Task description |
Wherever the string "more" shows up in the material below, copy that line.

Records |
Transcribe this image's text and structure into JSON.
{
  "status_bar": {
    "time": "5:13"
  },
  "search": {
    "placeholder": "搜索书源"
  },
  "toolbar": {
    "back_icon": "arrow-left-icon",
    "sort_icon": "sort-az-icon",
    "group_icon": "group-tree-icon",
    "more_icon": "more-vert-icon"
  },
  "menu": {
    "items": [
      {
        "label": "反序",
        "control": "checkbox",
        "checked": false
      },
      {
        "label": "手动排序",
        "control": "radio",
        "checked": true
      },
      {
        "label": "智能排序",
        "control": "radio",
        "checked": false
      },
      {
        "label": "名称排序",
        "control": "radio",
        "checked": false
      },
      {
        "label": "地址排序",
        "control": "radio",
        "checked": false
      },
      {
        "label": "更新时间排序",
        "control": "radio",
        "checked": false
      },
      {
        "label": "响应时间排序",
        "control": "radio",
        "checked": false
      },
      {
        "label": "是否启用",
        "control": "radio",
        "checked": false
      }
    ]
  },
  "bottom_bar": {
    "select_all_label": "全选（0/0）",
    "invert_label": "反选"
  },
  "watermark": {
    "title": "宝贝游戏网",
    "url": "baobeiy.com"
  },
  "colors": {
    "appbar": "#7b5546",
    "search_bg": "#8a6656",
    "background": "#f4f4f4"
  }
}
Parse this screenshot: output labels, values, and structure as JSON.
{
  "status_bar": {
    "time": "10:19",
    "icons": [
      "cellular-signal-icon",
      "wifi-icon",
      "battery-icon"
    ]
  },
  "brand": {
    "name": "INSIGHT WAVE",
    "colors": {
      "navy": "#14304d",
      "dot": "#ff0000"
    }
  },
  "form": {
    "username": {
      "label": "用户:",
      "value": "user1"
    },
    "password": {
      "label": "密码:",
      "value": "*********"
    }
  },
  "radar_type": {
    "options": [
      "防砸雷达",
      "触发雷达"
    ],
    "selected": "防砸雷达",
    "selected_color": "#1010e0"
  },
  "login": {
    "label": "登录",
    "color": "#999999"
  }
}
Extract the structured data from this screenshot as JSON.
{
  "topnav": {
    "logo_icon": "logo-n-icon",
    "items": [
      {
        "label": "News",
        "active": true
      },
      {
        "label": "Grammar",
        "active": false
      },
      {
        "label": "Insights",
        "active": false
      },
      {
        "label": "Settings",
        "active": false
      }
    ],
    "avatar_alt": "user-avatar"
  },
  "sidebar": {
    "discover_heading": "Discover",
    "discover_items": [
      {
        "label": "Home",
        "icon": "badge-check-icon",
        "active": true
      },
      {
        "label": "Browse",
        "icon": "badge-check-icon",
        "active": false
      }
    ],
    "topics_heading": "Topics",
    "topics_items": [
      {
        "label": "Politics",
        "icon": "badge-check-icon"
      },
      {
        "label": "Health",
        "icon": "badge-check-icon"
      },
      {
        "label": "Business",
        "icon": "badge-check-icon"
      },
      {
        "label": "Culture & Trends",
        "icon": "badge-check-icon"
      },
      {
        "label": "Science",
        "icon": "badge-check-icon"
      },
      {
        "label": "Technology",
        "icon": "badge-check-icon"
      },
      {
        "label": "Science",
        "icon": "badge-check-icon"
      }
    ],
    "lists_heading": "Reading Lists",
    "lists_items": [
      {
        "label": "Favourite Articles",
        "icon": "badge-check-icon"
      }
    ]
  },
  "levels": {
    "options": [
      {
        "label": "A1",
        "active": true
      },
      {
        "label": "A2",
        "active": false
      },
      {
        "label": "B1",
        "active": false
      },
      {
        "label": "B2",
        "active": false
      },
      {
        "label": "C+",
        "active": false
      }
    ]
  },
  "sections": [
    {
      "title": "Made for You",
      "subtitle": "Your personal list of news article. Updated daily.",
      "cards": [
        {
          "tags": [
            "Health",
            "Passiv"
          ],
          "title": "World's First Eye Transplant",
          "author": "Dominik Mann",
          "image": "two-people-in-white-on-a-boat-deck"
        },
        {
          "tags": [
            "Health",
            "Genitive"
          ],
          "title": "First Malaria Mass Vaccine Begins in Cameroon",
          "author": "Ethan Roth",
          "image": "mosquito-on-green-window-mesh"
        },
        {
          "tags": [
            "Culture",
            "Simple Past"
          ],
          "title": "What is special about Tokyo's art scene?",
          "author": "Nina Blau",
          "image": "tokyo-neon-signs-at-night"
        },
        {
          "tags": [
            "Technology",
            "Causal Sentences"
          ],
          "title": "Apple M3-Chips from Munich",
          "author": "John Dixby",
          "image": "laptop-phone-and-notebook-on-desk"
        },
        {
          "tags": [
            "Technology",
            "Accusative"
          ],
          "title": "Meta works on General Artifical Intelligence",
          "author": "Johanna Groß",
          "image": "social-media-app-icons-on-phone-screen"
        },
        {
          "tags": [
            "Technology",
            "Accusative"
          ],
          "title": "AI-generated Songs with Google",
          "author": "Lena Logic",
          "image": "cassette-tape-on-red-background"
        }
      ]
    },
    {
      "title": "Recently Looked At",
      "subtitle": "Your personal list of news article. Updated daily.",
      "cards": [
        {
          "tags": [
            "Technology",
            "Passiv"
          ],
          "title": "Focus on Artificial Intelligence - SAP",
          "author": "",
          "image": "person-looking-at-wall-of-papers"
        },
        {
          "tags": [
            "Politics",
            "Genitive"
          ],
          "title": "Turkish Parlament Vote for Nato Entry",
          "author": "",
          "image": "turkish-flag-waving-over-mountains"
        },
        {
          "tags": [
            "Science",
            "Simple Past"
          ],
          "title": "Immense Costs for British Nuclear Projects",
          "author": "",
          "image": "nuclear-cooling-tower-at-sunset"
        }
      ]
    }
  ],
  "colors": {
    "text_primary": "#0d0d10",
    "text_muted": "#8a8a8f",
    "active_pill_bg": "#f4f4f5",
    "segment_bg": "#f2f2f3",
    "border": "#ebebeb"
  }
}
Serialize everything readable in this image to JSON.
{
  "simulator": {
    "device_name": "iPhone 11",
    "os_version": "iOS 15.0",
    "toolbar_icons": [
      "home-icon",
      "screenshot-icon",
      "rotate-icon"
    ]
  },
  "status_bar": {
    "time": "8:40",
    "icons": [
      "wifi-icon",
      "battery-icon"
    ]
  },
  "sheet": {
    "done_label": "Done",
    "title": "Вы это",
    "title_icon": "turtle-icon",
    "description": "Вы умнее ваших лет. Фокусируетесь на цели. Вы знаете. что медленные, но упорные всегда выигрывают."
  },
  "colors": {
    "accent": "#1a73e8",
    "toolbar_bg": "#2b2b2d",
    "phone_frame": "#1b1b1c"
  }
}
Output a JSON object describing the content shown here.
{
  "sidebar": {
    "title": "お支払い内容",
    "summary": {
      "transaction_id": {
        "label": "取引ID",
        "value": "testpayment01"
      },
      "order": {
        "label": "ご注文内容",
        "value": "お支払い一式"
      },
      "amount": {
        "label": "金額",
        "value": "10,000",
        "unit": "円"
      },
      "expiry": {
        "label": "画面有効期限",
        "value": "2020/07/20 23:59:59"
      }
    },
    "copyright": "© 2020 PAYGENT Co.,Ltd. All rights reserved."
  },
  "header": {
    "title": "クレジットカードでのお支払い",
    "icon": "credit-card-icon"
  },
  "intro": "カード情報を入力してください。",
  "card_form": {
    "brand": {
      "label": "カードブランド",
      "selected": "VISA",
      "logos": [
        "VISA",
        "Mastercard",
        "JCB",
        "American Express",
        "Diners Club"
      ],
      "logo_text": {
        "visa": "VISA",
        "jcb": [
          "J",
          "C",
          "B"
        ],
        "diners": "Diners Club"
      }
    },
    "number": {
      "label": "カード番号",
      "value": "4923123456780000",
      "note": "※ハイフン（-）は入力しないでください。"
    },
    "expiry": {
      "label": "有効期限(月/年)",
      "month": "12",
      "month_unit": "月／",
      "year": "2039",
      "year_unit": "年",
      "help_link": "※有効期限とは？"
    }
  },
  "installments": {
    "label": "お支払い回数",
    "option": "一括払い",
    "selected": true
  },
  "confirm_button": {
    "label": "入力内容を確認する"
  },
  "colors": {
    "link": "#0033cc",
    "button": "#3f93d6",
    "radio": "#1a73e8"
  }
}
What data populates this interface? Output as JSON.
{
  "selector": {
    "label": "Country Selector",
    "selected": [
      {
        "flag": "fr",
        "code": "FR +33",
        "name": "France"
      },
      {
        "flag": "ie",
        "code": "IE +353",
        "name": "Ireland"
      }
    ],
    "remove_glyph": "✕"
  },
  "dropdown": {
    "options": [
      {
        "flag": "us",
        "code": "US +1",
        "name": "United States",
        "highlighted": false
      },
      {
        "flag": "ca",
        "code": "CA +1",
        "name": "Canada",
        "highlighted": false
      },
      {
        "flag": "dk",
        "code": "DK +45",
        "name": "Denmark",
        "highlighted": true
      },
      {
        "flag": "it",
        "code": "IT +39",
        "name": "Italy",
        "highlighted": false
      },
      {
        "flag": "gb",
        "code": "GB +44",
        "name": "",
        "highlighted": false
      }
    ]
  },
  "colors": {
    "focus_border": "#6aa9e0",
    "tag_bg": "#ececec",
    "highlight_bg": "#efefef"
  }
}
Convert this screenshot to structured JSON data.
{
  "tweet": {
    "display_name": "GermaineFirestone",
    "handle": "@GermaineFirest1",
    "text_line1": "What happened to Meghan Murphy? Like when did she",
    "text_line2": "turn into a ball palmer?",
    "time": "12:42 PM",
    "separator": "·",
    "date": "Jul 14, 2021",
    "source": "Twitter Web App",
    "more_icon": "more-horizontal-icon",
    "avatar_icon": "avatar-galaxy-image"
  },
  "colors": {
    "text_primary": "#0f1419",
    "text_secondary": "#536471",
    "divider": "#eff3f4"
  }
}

The answer |
    "more_icon": "more-vert-icon"
    "more_icon": "more-horizontal-icon",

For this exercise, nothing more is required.